++++ Exercise data

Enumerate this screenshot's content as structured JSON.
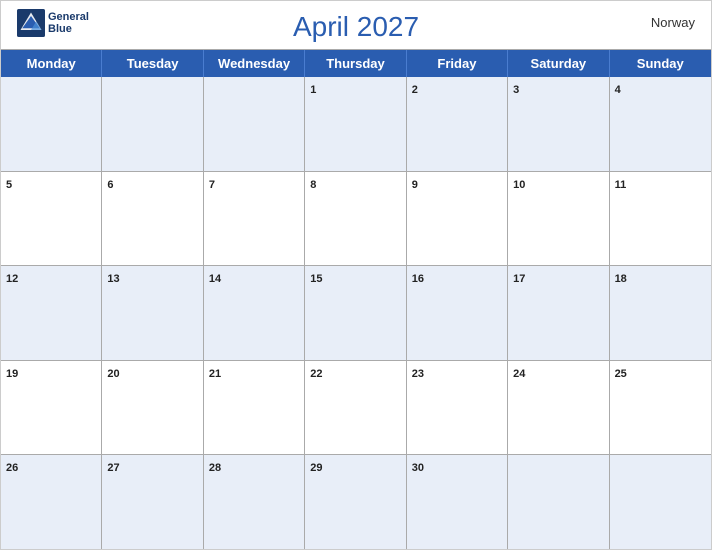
{
  "header": {
    "title": "April 2027",
    "country": "Norway"
  },
  "logo": {
    "line1": "General",
    "line2": "Blue"
  },
  "days": [
    "Monday",
    "Tuesday",
    "Wednesday",
    "Thursday",
    "Friday",
    "Saturday",
    "Sunday"
  ],
  "weeks": [
    [
      null,
      null,
      null,
      1,
      2,
      3,
      4
    ],
    [
      5,
      6,
      7,
      8,
      9,
      10,
      11
    ],
    [
      12,
      13,
      14,
      15,
      16,
      17,
      18
    ],
    [
      19,
      20,
      21,
      22,
      23,
      24,
      25
    ],
    [
      26,
      27,
      28,
      29,
      30,
      null,
      null
    ]
  ]
}
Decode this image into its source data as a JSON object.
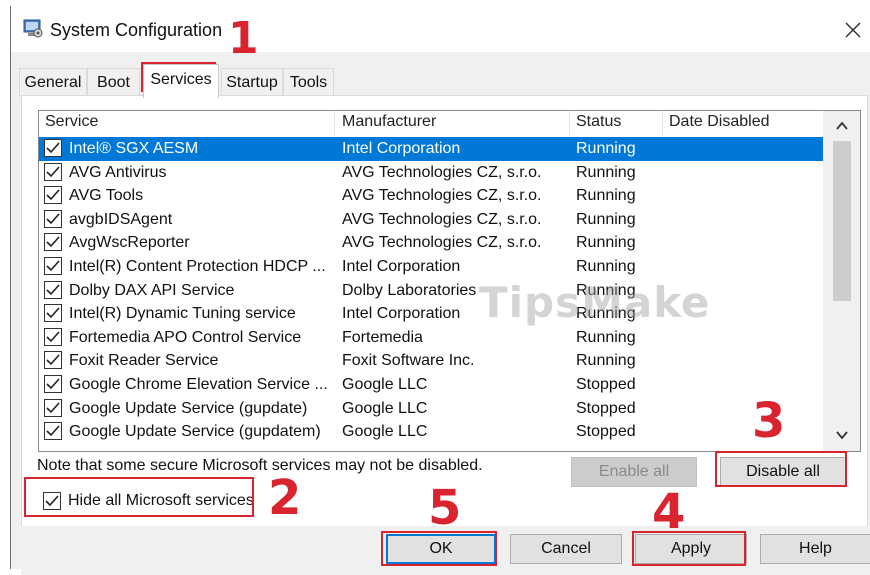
{
  "window": {
    "title": "System Configuration"
  },
  "tabs": [
    {
      "label": "General"
    },
    {
      "label": "Boot"
    },
    {
      "label": "Services"
    },
    {
      "label": "Startup"
    },
    {
      "label": "Tools"
    }
  ],
  "columns": {
    "service": "Service",
    "manufacturer": "Manufacturer",
    "status": "Status",
    "date_disabled": "Date Disabled"
  },
  "services": [
    {
      "name": "Intel® SGX AESM",
      "manufacturer": "Intel Corporation",
      "status": "Running",
      "checked": true,
      "selected": true
    },
    {
      "name": "AVG Antivirus",
      "manufacturer": "AVG Technologies CZ, s.r.o.",
      "status": "Running",
      "checked": true
    },
    {
      "name": "AVG Tools",
      "manufacturer": "AVG Technologies CZ, s.r.o.",
      "status": "Running",
      "checked": true
    },
    {
      "name": "avgbIDSAgent",
      "manufacturer": "AVG Technologies CZ, s.r.o.",
      "status": "Running",
      "checked": true
    },
    {
      "name": "AvgWscReporter",
      "manufacturer": "AVG Technologies CZ, s.r.o.",
      "status": "Running",
      "checked": true
    },
    {
      "name": "Intel(R) Content Protection HDCP ...",
      "manufacturer": "Intel Corporation",
      "status": "Running",
      "checked": true
    },
    {
      "name": "Dolby DAX API Service",
      "manufacturer": "Dolby Laboratories",
      "status": "Running",
      "checked": true
    },
    {
      "name": "Intel(R) Dynamic Tuning service",
      "manufacturer": "Intel Corporation",
      "status": "Running",
      "checked": true
    },
    {
      "name": "Fortemedia APO Control Service",
      "manufacturer": "Fortemedia",
      "status": "Running",
      "checked": true
    },
    {
      "name": "Foxit Reader Service",
      "manufacturer": "Foxit Software Inc.",
      "status": "Running",
      "checked": true
    },
    {
      "name": "Google Chrome Elevation Service ...",
      "manufacturer": "Google LLC",
      "status": "Stopped",
      "checked": true
    },
    {
      "name": "Google Update Service (gupdate)",
      "manufacturer": "Google LLC",
      "status": "Stopped",
      "checked": true
    },
    {
      "name": "Google Update Service (gupdatem)",
      "manufacturer": "Google LLC",
      "status": "Stopped",
      "checked": true
    }
  ],
  "note": "Note that some secure Microsoft services may not be disabled.",
  "buttons": {
    "enable_all": "Enable all",
    "disable_all": "Disable all",
    "ok": "OK",
    "cancel": "Cancel",
    "apply": "Apply",
    "help": "Help"
  },
  "hide_ms": {
    "label": "Hide all Microsoft services",
    "checked": true
  },
  "annotations": {
    "step1": "1",
    "step2": "2",
    "step3": "3",
    "step4": "4",
    "step5": "5"
  },
  "watermark": "TipsMake",
  "colors": {
    "selection": "#0078d7",
    "annotation_red": "#d9232e"
  },
  "icons": {
    "app": "system-configuration-icon",
    "close": "close-icon",
    "checkbox": "checkmark-icon",
    "scroll_up": "chevron-up-icon",
    "scroll_down": "chevron-down-icon"
  }
}
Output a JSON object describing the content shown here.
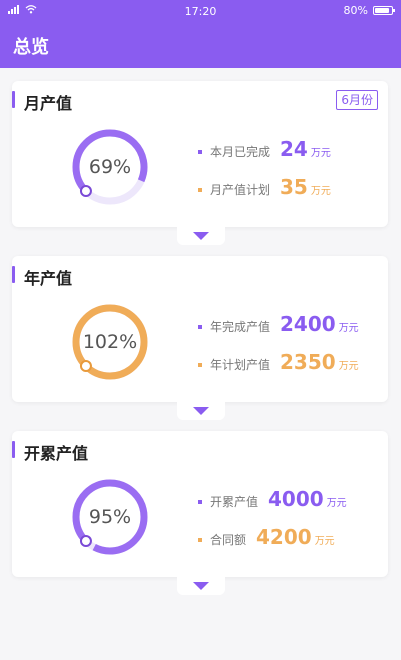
{
  "status": {
    "time": "17:20",
    "battery": "80%"
  },
  "appbar": {
    "title": "总览"
  },
  "cards": [
    {
      "title": "月产值",
      "month": "6月份",
      "percent": "69%",
      "percent_value": 0.69,
      "ring_color": "#9a6df2",
      "stats": [
        {
          "label": "本月已完成",
          "value": "24",
          "unit": "万元"
        },
        {
          "label": "月产值计划",
          "value": "35",
          "unit": "万元"
        }
      ]
    },
    {
      "title": "年产值",
      "percent": "102%",
      "percent_value": 1.02,
      "ring_color": "#f0ac58",
      "stats": [
        {
          "label": "年完成产值",
          "value": "2400",
          "unit": "万元"
        },
        {
          "label": "年计划产值",
          "value": "2350",
          "unit": "万元"
        }
      ]
    },
    {
      "title": "开累产值",
      "percent": "95%",
      "percent_value": 0.95,
      "ring_color": "#9a6df2",
      "stats": [
        {
          "label": "开累产值",
          "value": "4000",
          "unit": "万元"
        },
        {
          "label": "合同额",
          "value": "4200",
          "unit": "万元"
        }
      ]
    }
  ],
  "colors": {
    "primary": "#8a5cf0",
    "secondary": "#f0ac58"
  }
}
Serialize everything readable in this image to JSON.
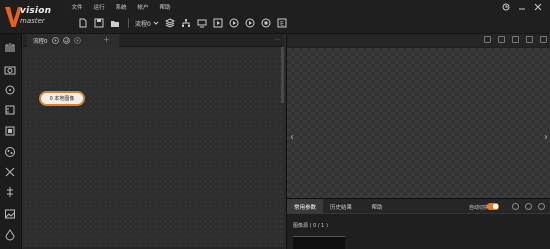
{
  "app": {
    "logo_text": "vision",
    "logo_sub": "master"
  },
  "menu": [
    "文件",
    "运行",
    "系统",
    "帐户",
    "帮助"
  ],
  "toolbar": {
    "process_label": "流程0",
    "icons": [
      "new-file-icon",
      "save-icon",
      "open-folder-icon",
      "process-dropdown-icon",
      "layers-icon",
      "network-icon",
      "monitor-icon",
      "run-once-icon",
      "run-loop-icon",
      "stop-icon",
      "record-icon"
    ]
  },
  "window": {
    "controls": [
      "clock-icon",
      "minimize-icon",
      "close-icon"
    ]
  },
  "workspace": {
    "tab_label": "流程0",
    "add_tab": "+",
    "more": "⋯",
    "node_label": "0 本地图像"
  },
  "right_pane": {
    "tabs": [
      "常用参数",
      "历史结果",
      "帮助"
    ],
    "active_tab": 0,
    "source_label": "图像源 ( 0 / 1 )",
    "auto_switch_label": "自动切换",
    "auto_switch_on": true
  },
  "colors": {
    "accent": "#e07a2e",
    "node_border": "#c9854a",
    "logo_orange": "#e8611c"
  }
}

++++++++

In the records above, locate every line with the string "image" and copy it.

Decode this image into its source data as a JSON object.
Serialize everything readable in this image to JSON.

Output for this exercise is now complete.